Jerry Hairston Jr. played in 1,289 major league games leading up to Sunday. In none of them was he ever penciled into the third spot in the lineup.
Well, of course, Don Mattingly did it today after never hitting him higher than fifth previously this season. And all Hairston did was respond with his first career five-hit day in the Dodgers’ 5-1 victory over the Astros.
Hairston hadn’t had as much as a four-hit game since 2008 before today’s outburst. He ended up with four singles and a double, and he now has a .381 average in 63 at-bats on the season. Today’s game was just his third back from a DL stint caused by a hamstring strain.
Hairston is certainly playing way over his head at the moment, but that goes for a number of Dodgers. Chris Capuano picked up win No. 7 today, tying him for the major league lead. Catcher A.J. Ellis is playing like an All-Star, and his backup, the normally light-hitting Matt Treanor, homered in his second straight game today. Even Elian Herrera, whom no one had heard of three weeks ago, is batting .342. It’s looking like a charmed year for the team in L.A., and Mattingly will skate to NL Manager of the Year honors if this keeps up.
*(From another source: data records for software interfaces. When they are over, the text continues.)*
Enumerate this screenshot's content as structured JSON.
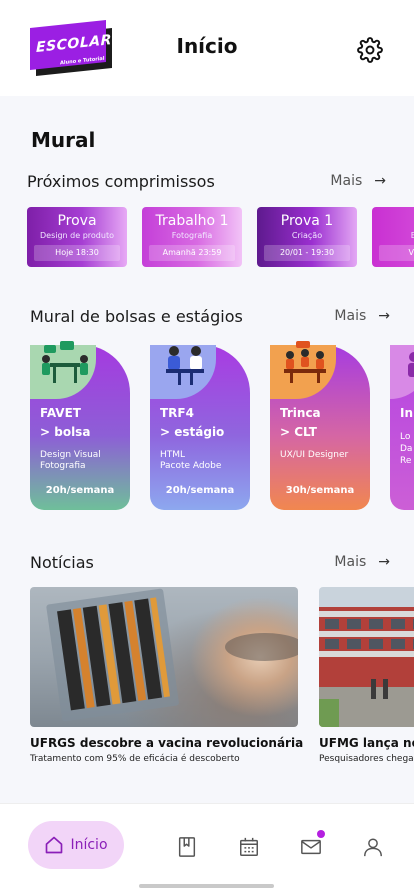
{
  "header": {
    "logo_text": "ESCOLAR",
    "logo_tagline": "Aluno e Tutorial",
    "title": "Início",
    "settings_icon": "gear-icon"
  },
  "mural": {
    "title": "Mural",
    "commitments": {
      "label": "Próximos comprimissos",
      "more": "Mais",
      "items": [
        {
          "title": "Prova",
          "subtitle": "Design de produto",
          "time": "Hoje 18:30"
        },
        {
          "title": "Trabalho 1",
          "subtitle": "Fotografia",
          "time": "Amanhã 23:59"
        },
        {
          "title": "Prova 1",
          "subtitle": "Criação",
          "time": "20/01 - 19:30"
        },
        {
          "title": "C",
          "subtitle": "Estud",
          "time": "View C"
        }
      ]
    },
    "opportunities": {
      "label": "Mural de bolsas e estágios",
      "more": "Mais",
      "items": [
        {
          "company": "FAVET",
          "type": "> bolsa",
          "line1": "Design Visual",
          "line2": "Fotografia",
          "hours": "20h/semana"
        },
        {
          "company": "TRF4",
          "type": "> estágio",
          "line1": "HTML",
          "line2": "Pacote Adobe",
          "hours": "20h/semana"
        },
        {
          "company": "Trinca",
          "type": "> CLT",
          "line1": "UX/UI Designer",
          "line2": "",
          "hours": "30h/semana"
        },
        {
          "company": "In",
          "type": "",
          "line1": "Lo",
          "line2": "Da",
          "line3": "Re",
          "hours": ""
        }
      ]
    }
  },
  "news": {
    "label": "Notícias",
    "more": "Mais",
    "items": [
      {
        "title": "UFRGS descobre a vacina revolucionária",
        "subtitle": "Tratamento com 95% de eficácia é descoberto"
      },
      {
        "title": "UFMG lança nov",
        "subtitle": "Pesquisadores chega"
      }
    ]
  },
  "nav": {
    "home": "Início",
    "icons": [
      "home-icon",
      "bookmark-icon",
      "calendar-icon",
      "mail-icon",
      "profile-icon"
    ]
  },
  "colors": {
    "accent": "#9b1fe3",
    "nav_active_bg": "#f2d5f8",
    "notification_dot": "#b41fe0"
  }
}
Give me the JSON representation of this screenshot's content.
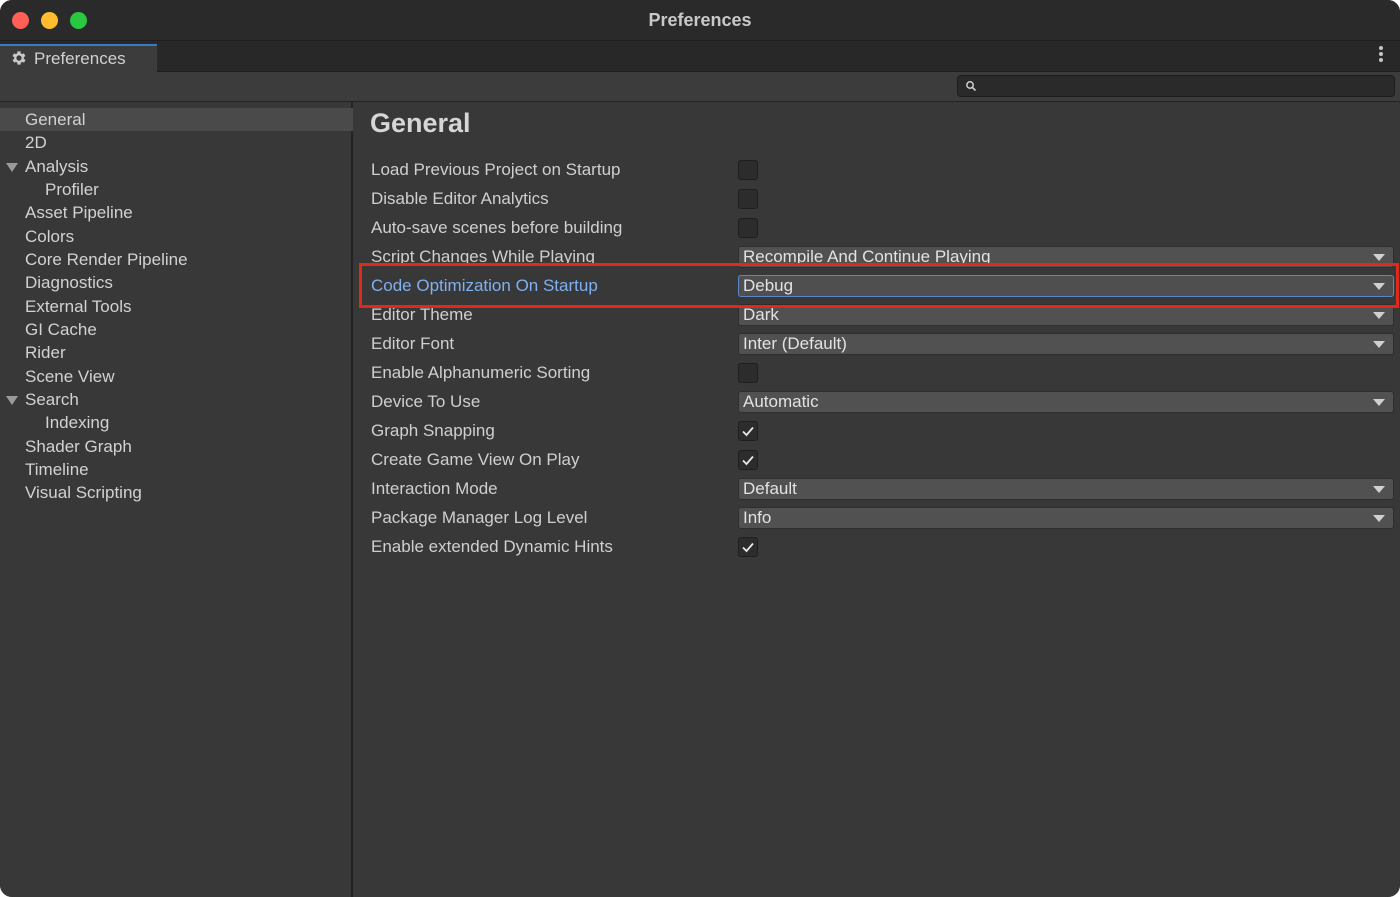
{
  "window": {
    "title": "Preferences"
  },
  "tab": {
    "label": "Preferences",
    "icon": "gear-icon"
  },
  "search": {
    "value": "",
    "placeholder": ""
  },
  "sidebar": {
    "items": [
      {
        "label": "General",
        "selected": true,
        "expandable": false,
        "indent": 0
      },
      {
        "label": "2D",
        "selected": false,
        "expandable": false,
        "indent": 0
      },
      {
        "label": "Analysis",
        "selected": false,
        "expandable": true,
        "indent": 0
      },
      {
        "label": "Profiler",
        "selected": false,
        "expandable": false,
        "indent": 1
      },
      {
        "label": "Asset Pipeline",
        "selected": false,
        "expandable": false,
        "indent": 0
      },
      {
        "label": "Colors",
        "selected": false,
        "expandable": false,
        "indent": 0
      },
      {
        "label": "Core Render Pipeline",
        "selected": false,
        "expandable": false,
        "indent": 0
      },
      {
        "label": "Diagnostics",
        "selected": false,
        "expandable": false,
        "indent": 0
      },
      {
        "label": "External Tools",
        "selected": false,
        "expandable": false,
        "indent": 0
      },
      {
        "label": "GI Cache",
        "selected": false,
        "expandable": false,
        "indent": 0
      },
      {
        "label": "Rider",
        "selected": false,
        "expandable": false,
        "indent": 0
      },
      {
        "label": "Scene View",
        "selected": false,
        "expandable": false,
        "indent": 0
      },
      {
        "label": "Search",
        "selected": false,
        "expandable": true,
        "indent": 0
      },
      {
        "label": "Indexing",
        "selected": false,
        "expandable": false,
        "indent": 1
      },
      {
        "label": "Shader Graph",
        "selected": false,
        "expandable": false,
        "indent": 0
      },
      {
        "label": "Timeline",
        "selected": false,
        "expandable": false,
        "indent": 0
      },
      {
        "label": "Visual Scripting",
        "selected": false,
        "expandable": false,
        "indent": 0
      }
    ]
  },
  "main": {
    "title": "General",
    "settings": [
      {
        "label": "Load Previous Project on Startup",
        "type": "checkbox",
        "checked": false
      },
      {
        "label": "Disable Editor Analytics",
        "type": "checkbox",
        "checked": false
      },
      {
        "label": "Auto-save scenes before building",
        "type": "checkbox",
        "checked": false
      },
      {
        "label": "Script Changes While Playing",
        "type": "dropdown",
        "value": "Recompile And Continue Playing"
      },
      {
        "label": "Code Optimization On Startup",
        "type": "dropdown",
        "value": "Debug",
        "highlighted": true
      },
      {
        "label": "Editor Theme",
        "type": "dropdown",
        "value": "Dark"
      },
      {
        "label": "Editor Font",
        "type": "dropdown",
        "value": "Inter (Default)"
      },
      {
        "label": "Enable Alphanumeric Sorting",
        "type": "checkbox",
        "checked": false
      },
      {
        "label": "Device To Use",
        "type": "dropdown",
        "value": "Automatic"
      },
      {
        "label": "Graph Snapping",
        "type": "checkbox",
        "checked": true
      },
      {
        "label": "Create Game View On Play",
        "type": "checkbox",
        "checked": true
      },
      {
        "label": "Interaction Mode",
        "type": "dropdown",
        "value": "Default"
      },
      {
        "label": "Package Manager Log Level",
        "type": "dropdown",
        "value": "Info"
      },
      {
        "label": "Enable extended Dynamic Hints",
        "type": "checkbox",
        "checked": true
      }
    ]
  },
  "colors": {
    "accent": "#3a78c8",
    "highlight_label": "#7fb0f0",
    "annotation": "#e0291b"
  }
}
Outfielder David DeJesus announced his retirement from Major League Baseball on Twitter Wednesday afternoon. He’ll be joining CSN Chicago for Cubs coverage.
DeJesus, 37, spent 13 seasons in the big leagues from 2003-15 with the Royals, Athletics, Cubs, Nationals, Rays, and Angels. He hit a composite .275/.349/.512 with 99 home runs and 573 RBI across 5,916 plate appearances.
We wish the best of luck to DeJesus as he begins a new career in sports media.
Former major league pitcher, manager, and front office executive Dallas Green has died at the age of 82, Jon Heyman of FanRag Sports reports.
Green pitched for the Phillies for the first five years of his career from 1960-64, then went to the Washington Sentators, the Mets, and back to the Phillies before retiring after the ’67 season. He managed the Phillies from 1979-81, leading them to the organization’s first ever championship in ’80. The Cubs hired Green after the 1981 season to serve as executive vice president and general manager. He quit after the ’87 season. Green briefly managed the Yankees in ’89, then took the helm of the Mets from ’93-96.
Green was a controversial figure during his managing and GM days as he was not afraid to say exactly what he was thinking. He got into many conflicts with his players and coaches, but some think it helped the Phillies in the World Series in 1980. The Phillies inducted him into their Wall of Fame in 2006.